Number of exits by exit value and by region

Legend

  • Europe
  • United States

Looking at the distribution of exits by exit value as a percentage of the initial starting cohort further demonstrates that the US market is more liquid at every scale of exit, whether for large $1B+ exits or for smaller exits in the sub-$50M range.

Share of companies (%) that exited at different exit values, by region

Legend

  • Europe
  • United States

The cohort analysis also allows us to compare the funding journey of the average company. The median amount raised across six rounds with the cohort is $90M, very similar to the funding journey of the median US company.

Cumulative amount raised ($M) (based on median) by companies after raising each subsequent round of funding by region

Legend

  • Europe
  • United States

Taking the mean, however, shows a big difference. The mean funding raised across six rounds increases to $137M in the European cohort, compared to $216M for the US cohort. This implies that a smaller number of companies raise significantly larger amounts that distort the average. One possible explanation for this could be that US founders and investors double down much more aggressively as they scale and emerge as potential category winners, thereby succeeding in raising significantly greater sums of capital.

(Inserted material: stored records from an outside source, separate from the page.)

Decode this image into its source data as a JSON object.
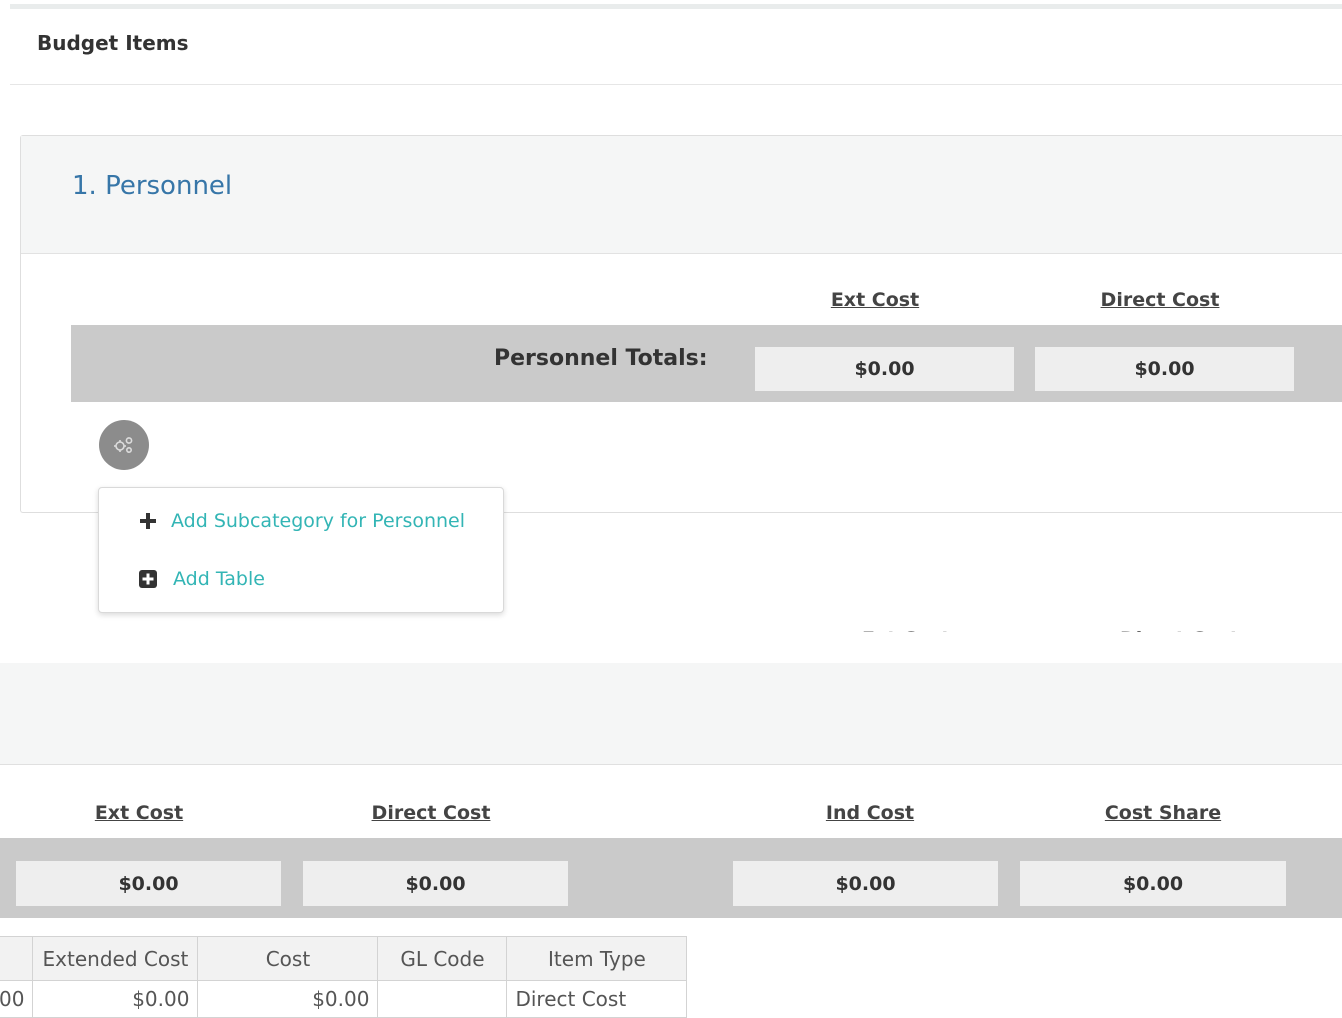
{
  "page": {
    "title": "Budget Items"
  },
  "category": {
    "title": "1. Personnel",
    "col_ext_cost": "Ext Cost",
    "col_direct_cost": "Direct Cost",
    "totals_label": "Personnel Totals:",
    "ext_cost_value": "$0.00",
    "direct_cost_value": "$0.00",
    "gear_icon": "gears-icon",
    "menu": {
      "add_subcategory": "Add Subcategory for Personnel",
      "add_subcategory_icon": "plus-icon",
      "add_table": "Add Table",
      "add_table_icon": "plus-square-icon"
    }
  },
  "background_section": {
    "ghost_ext_cost": "Ext Cost",
    "ghost_direct_cost": "Direct Cost"
  },
  "subcategory": {
    "col_ext_cost": "Ext Cost",
    "col_direct_cost": "Direct Cost",
    "col_ind_cost": "Ind Cost",
    "col_cost_share": "Cost Share",
    "ext_cost_value": "$0.00",
    "direct_cost_value": "$0.00",
    "ind_cost_value": "$0.00",
    "cost_share_value": "$0.00"
  },
  "line_table": {
    "headers": [
      "",
      "Extended Cost",
      "Cost",
      "GL Code",
      "Item Type"
    ],
    "rows": [
      [
        "00",
        "$0.00",
        "$0.00",
        "",
        "Direct Cost"
      ]
    ]
  },
  "colors": {
    "title_blue": "#3776a8",
    "link_teal": "#33b5b5",
    "totals_gray": "#cacaca",
    "value_box_gray": "#eeeeee"
  }
}
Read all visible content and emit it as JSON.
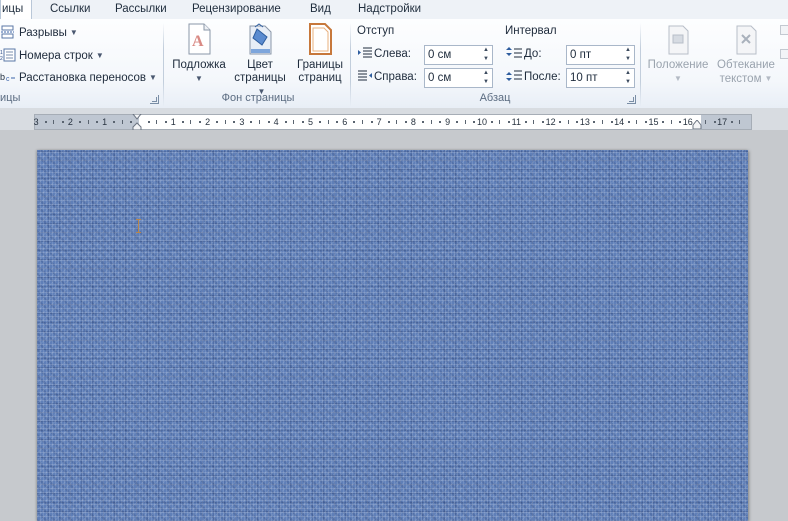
{
  "tabs": [
    {
      "label": "ицы",
      "active": true
    },
    {
      "label": "Ссылки"
    },
    {
      "label": "Рассылки"
    },
    {
      "label": "Рецензирование"
    },
    {
      "label": "Вид"
    },
    {
      "label": "Надстройки"
    }
  ],
  "page_setup": {
    "breaks_label": "Разрывы",
    "line_numbers_label": "Номера строк",
    "hyphenation_label": "Расстановка переносов",
    "group_label": "ицы"
  },
  "page_background": {
    "watermark_label_1": "Подложка",
    "page_color_label_1": "Цвет",
    "page_color_label_2": "страницы",
    "page_borders_label_1": "Границы",
    "page_borders_label_2": "страниц",
    "group_label": "Фон страницы"
  },
  "paragraph": {
    "indent_title": "Отступ",
    "indent_left_label": "Слева:",
    "indent_left_value": "0 см",
    "indent_right_label": "Справа:",
    "indent_right_value": "0 см",
    "spacing_title": "Интервал",
    "spacing_before_label": "До:",
    "spacing_before_value": "0 пт",
    "spacing_after_label": "После:",
    "spacing_after_value": "10 пт",
    "group_label": "Абзац"
  },
  "arrange": {
    "position_label": "Положение",
    "wrap_text_label_1": "Обтекание",
    "wrap_text_label_2": "текстом"
  },
  "ruler": {
    "labels": [
      "3",
      "2",
      "1",
      "1",
      "2",
      "3",
      "4",
      "5",
      "6",
      "7",
      "8",
      "9",
      "10",
      "11",
      "12",
      "13",
      "14",
      "15",
      "16",
      "17"
    ]
  },
  "colors": {
    "page_texture": "#5f7fb8",
    "ribbon_border": "#b9c7d8",
    "workspace": "#c6c9cd"
  }
}
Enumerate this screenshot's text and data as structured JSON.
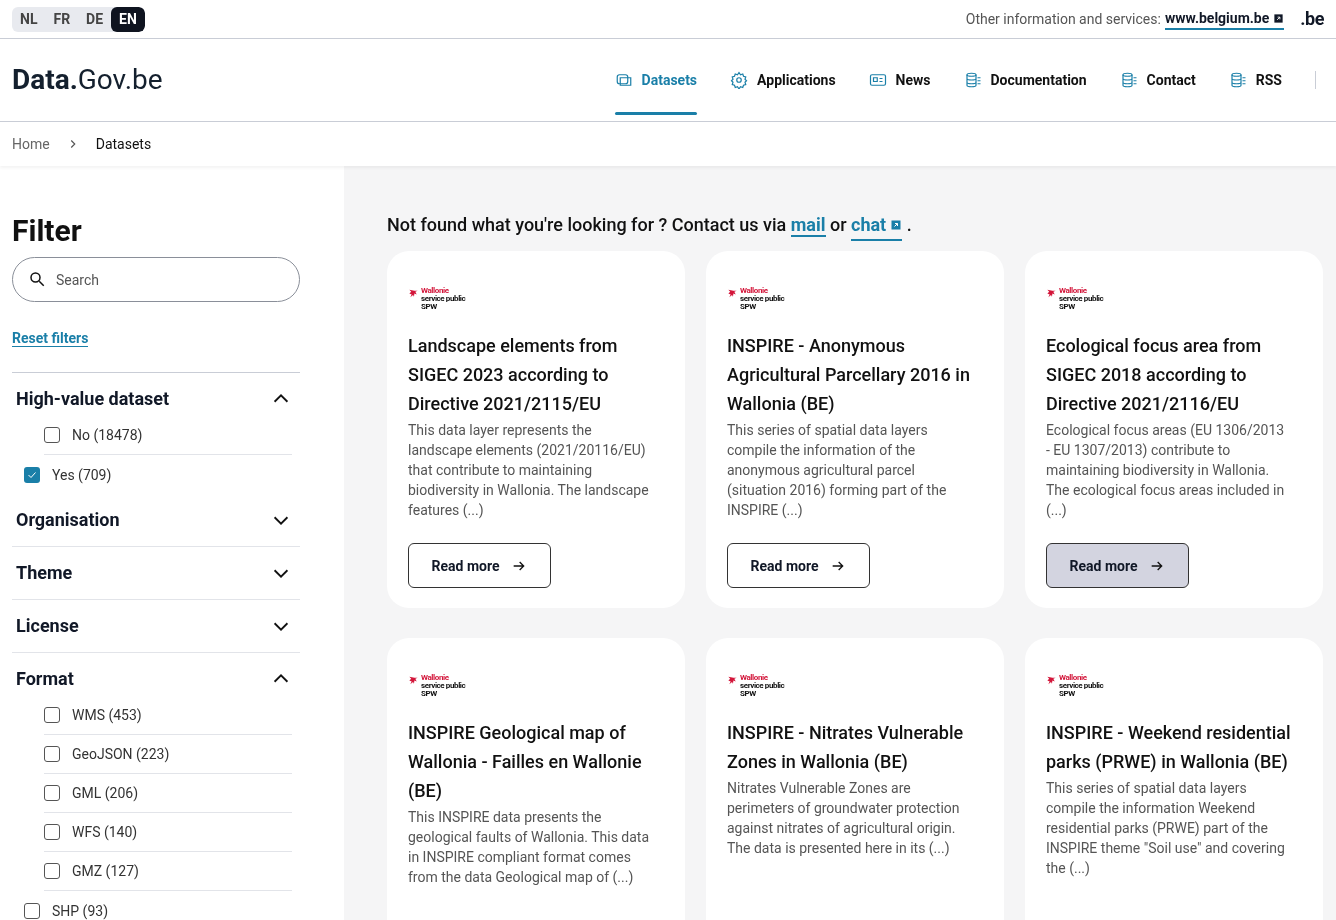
{
  "languages": [
    {
      "label": "NL",
      "selected": false
    },
    {
      "label": "FR",
      "selected": false
    },
    {
      "label": "DE",
      "selected": false
    },
    {
      "label": "EN",
      "selected": true
    }
  ],
  "services": {
    "label": "Other information and services:",
    "link": "www.belgium.be",
    "brand": ".be"
  },
  "logo": {
    "bold": "Data.",
    "rest": "Gov.be"
  },
  "nav": [
    {
      "label": "Datasets",
      "kind": "datasets",
      "selected": true
    },
    {
      "label": "Applications",
      "kind": "gear",
      "selected": false
    },
    {
      "label": "News",
      "kind": "news",
      "selected": false
    },
    {
      "label": "Documentation",
      "kind": "stack",
      "selected": false
    },
    {
      "label": "Contact",
      "kind": "stack",
      "selected": false
    },
    {
      "label": "RSS",
      "kind": "stack",
      "selected": false
    }
  ],
  "breadcrumb": [
    "Home",
    "Datasets"
  ],
  "filter": {
    "title": "Filter",
    "search_placeholder": "Search",
    "reset": "Reset filters",
    "sections": [
      {
        "title": "High-value dataset",
        "expanded": true,
        "options": [
          {
            "label": "No (18478)",
            "checked": false
          },
          {
            "label": "Yes (709)",
            "checked": true
          }
        ]
      },
      {
        "title": "Organisation",
        "expanded": false
      },
      {
        "title": "Theme",
        "expanded": false
      },
      {
        "title": "License",
        "expanded": false
      },
      {
        "title": "Format",
        "expanded": true,
        "options": [
          {
            "label": "WMS (453)",
            "checked": false
          },
          {
            "label": "GeoJSON (223)",
            "checked": false
          },
          {
            "label": "GML (206)",
            "checked": false
          },
          {
            "label": "WFS (140)",
            "checked": false
          },
          {
            "label": "GMZ (127)",
            "checked": false
          },
          {
            "label": "SHP (93)",
            "checked": false
          }
        ]
      }
    ]
  },
  "contact_line": {
    "text": "Not found what you're looking for ? Contact us via",
    "mail": "mail",
    "or": "or",
    "chat": "chat",
    "end": "."
  },
  "cards": [
    {
      "logo": [
        "Wallonie",
        "service public",
        "SPW"
      ],
      "title": "Landscape elements from SIGEC 2023 according to Directive 2021/2115/EU",
      "description": "This data layer represents the landscape elements (2021/20116/EU) that contribute to maintaining biodiversity in Wallonia. The landscape features (...)",
      "button": "Read more",
      "highlighted": false
    },
    {
      "logo": [
        "Wallonie",
        "service public",
        "SPW"
      ],
      "title": "INSPIRE - Anonymous Agricultural Parcellary 2016 in Wallonia (BE)",
      "description": "This series of spatial data layers compile the information of the anonymous agricultural parcel (situation 2016) forming part of the INSPIRE (...)",
      "button": "Read more",
      "highlighted": false
    },
    {
      "logo": [
        "Wallonie",
        "service public",
        "SPW"
      ],
      "title": "Ecological focus area from SIGEC 2018 according to Directive 2021/2116/EU",
      "description": "Ecological focus areas (EU 1306/2013 - EU 1307/2013) contribute to maintaining biodiversity in Wallonia. The ecological focus areas included in (...)",
      "button": "Read more",
      "highlighted": true
    },
    {
      "logo": [
        "Wallonie",
        "service public",
        "SPW"
      ],
      "title": "INSPIRE Geological map of Wallonia - Failles en Wallonie (BE)",
      "description": "This INSPIRE data presents the geological faults of Wallonia. This data in INSPIRE compliant format comes from the data Geological map of (...)"
    },
    {
      "logo": [
        "Wallonie",
        "service public",
        "SPW"
      ],
      "title": "INSPIRE - Nitrates Vulnerable Zones in Wallonia (BE)",
      "description": "Nitrates Vulnerable Zones are perimeters of groundwater protection against nitrates of agricultural origin. The data is presented here in its (...)"
    },
    {
      "logo": [
        "Wallonie",
        "service public",
        "SPW"
      ],
      "title": "INSPIRE - Weekend residential parks (PRWE) in Wallonia (BE)",
      "description": "This series of spatial data layers compile the information Weekend residential parks (PRWE) part of the INSPIRE theme \"Soil use\" and covering the (...)"
    }
  ]
}
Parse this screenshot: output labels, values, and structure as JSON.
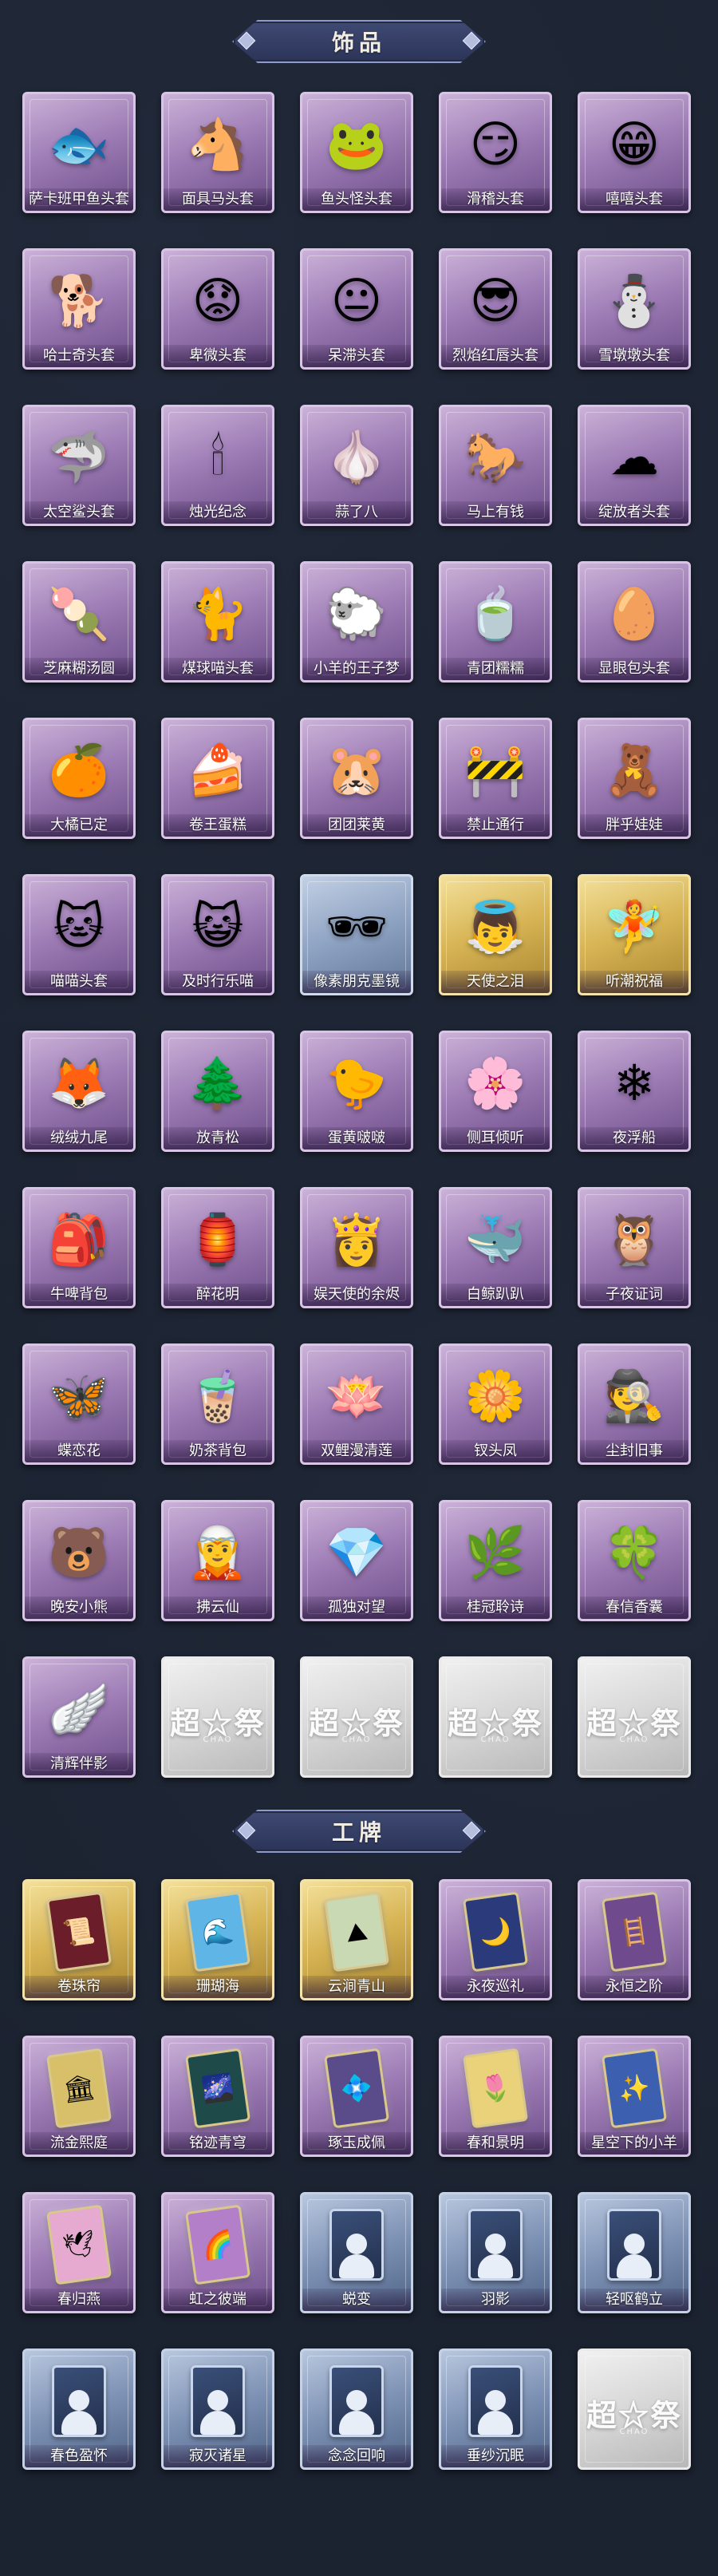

Cumulative amount raised ($M) (based on mean) by companies after raising each subsequent round of funding by region

Legend

  • Europe
  • United States

The development of the cohort over time is also interesting. The median company took 90 months (7.5 years) to raise six rounds of funding from initial founding. The trajectory is very similar to that of the median US company, except that US companies tend to raise their first and second funding rounds much faster. There are a few possible explanations. Could it be that US companies are much faster to execute? Or could it be that US investors are happier to invest earlier? Or, perhaps most likely, is it because more companies exit the funnel faster in the US - and therefore do not drag down the average time taken to raise the next round?

Cumulative number of elapsed months (based on median) between each subsequent round of funding by region

Legend

  • Europe
  • United States